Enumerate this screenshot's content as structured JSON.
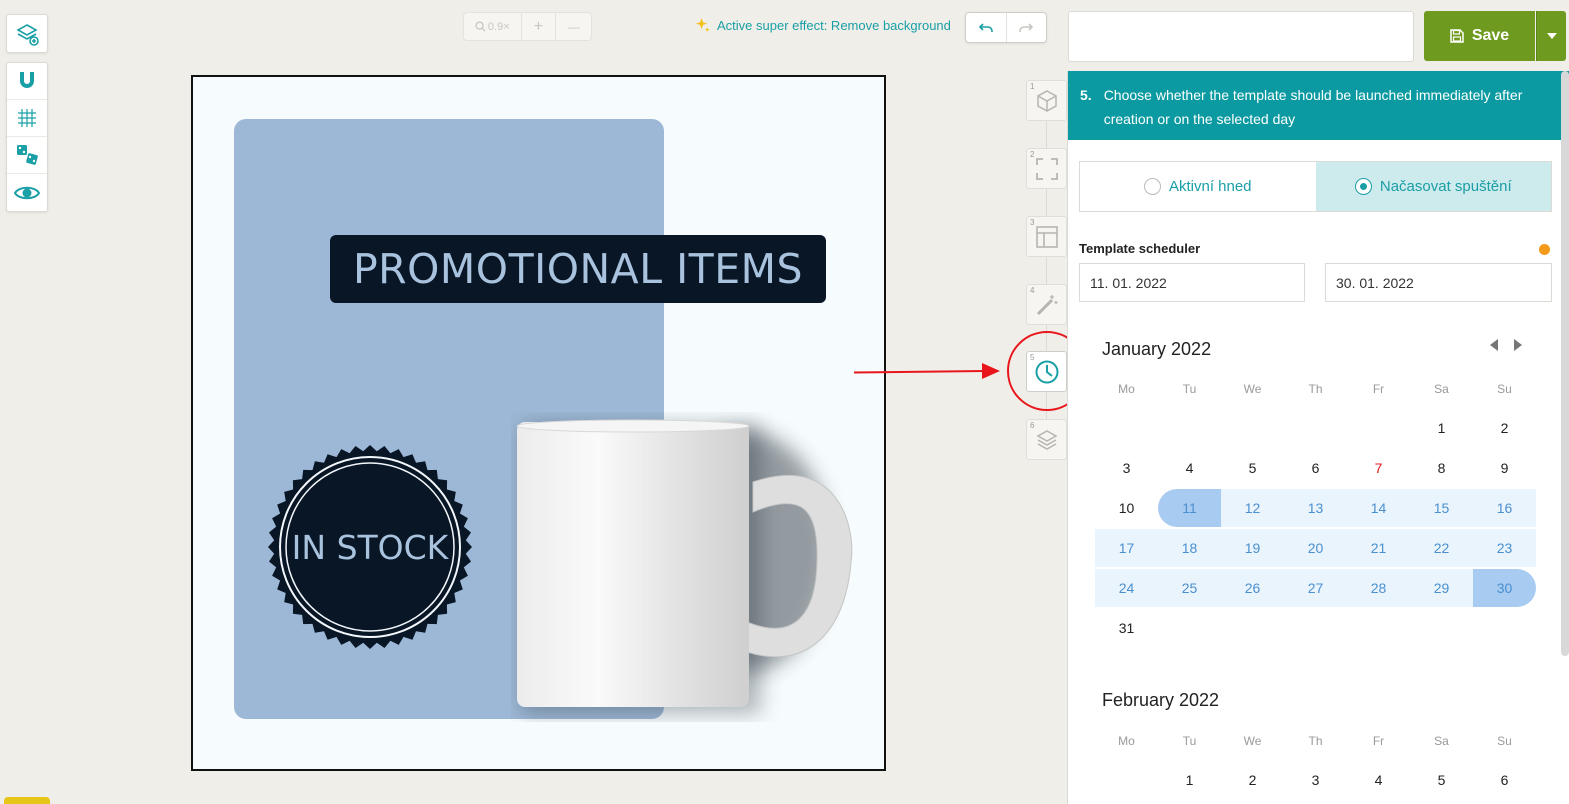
{
  "left_toolbar": {
    "top_icon": "layers-add-icon",
    "icons": [
      "magnet-icon",
      "grid-icon",
      "dice-icon",
      "eye-icon"
    ]
  },
  "zoom": {
    "level": "0.9×",
    "plus": "+",
    "minus": "—"
  },
  "effect": {
    "icon": "sparkle-icon",
    "text": "Active super effect: Remove background"
  },
  "template_name": {
    "value": "",
    "placeholder": ""
  },
  "save": {
    "label": "Save"
  },
  "canvas": {
    "headline": "PROMOTIONAL ITEMS",
    "badge": "IN STOCK"
  },
  "steps": [
    {
      "number": "1",
      "icon": "cube-icon"
    },
    {
      "number": "2",
      "icon": "resize-icon"
    },
    {
      "number": "3",
      "icon": "layout-icon"
    },
    {
      "number": "4",
      "icon": "magic-wand-icon"
    },
    {
      "number": "5",
      "icon": "clock-icon"
    },
    {
      "number": "6",
      "icon": "layers-icon"
    }
  ],
  "panel": {
    "step_number": "5.",
    "step_text": "Choose whether the template should be launched immediately after creation or on the selected day",
    "option_immediate": "Aktivní hned",
    "option_scheduled": "Načasovat spuštění",
    "scheduler_label": "Template scheduler",
    "date_from": "11. 01. 2022",
    "date_to": "30. 01. 2022"
  },
  "calendar": {
    "weekdays": [
      "Mo",
      "Tu",
      "We",
      "Th",
      "Fr",
      "Sa",
      "Su"
    ],
    "months": [
      {
        "title": "January 2022",
        "weeks": [
          [
            "",
            "",
            "",
            "",
            "",
            "1",
            "2"
          ],
          [
            "3",
            "4",
            "5",
            "6",
            "7",
            "8",
            "9"
          ],
          [
            "10",
            "11",
            "12",
            "13",
            "14",
            "15",
            "16"
          ],
          [
            "17",
            "18",
            "19",
            "20",
            "21",
            "22",
            "23"
          ],
          [
            "24",
            "25",
            "26",
            "27",
            "28",
            "29",
            "30"
          ],
          [
            "31",
            "",
            "",
            "",
            "",
            "",
            ""
          ]
        ]
      },
      {
        "title": "February 2022",
        "weeks": [
          [
            "",
            "1",
            "2",
            "3",
            "4",
            "5",
            "6"
          ]
        ]
      }
    ],
    "range_start": "11",
    "range_end": "30",
    "holiday": "7"
  },
  "colors": {
    "teal": "#0b9aa1",
    "save_green": "#6d9a1f",
    "range_fill": "#eaf4fd",
    "range_endpoint": "#a8cbf2",
    "annotation_red": "#e8161b"
  }
}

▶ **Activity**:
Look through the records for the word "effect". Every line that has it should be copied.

▶ **Task solution**:
  "effect": {
    "text": "Active super effect: Remove background"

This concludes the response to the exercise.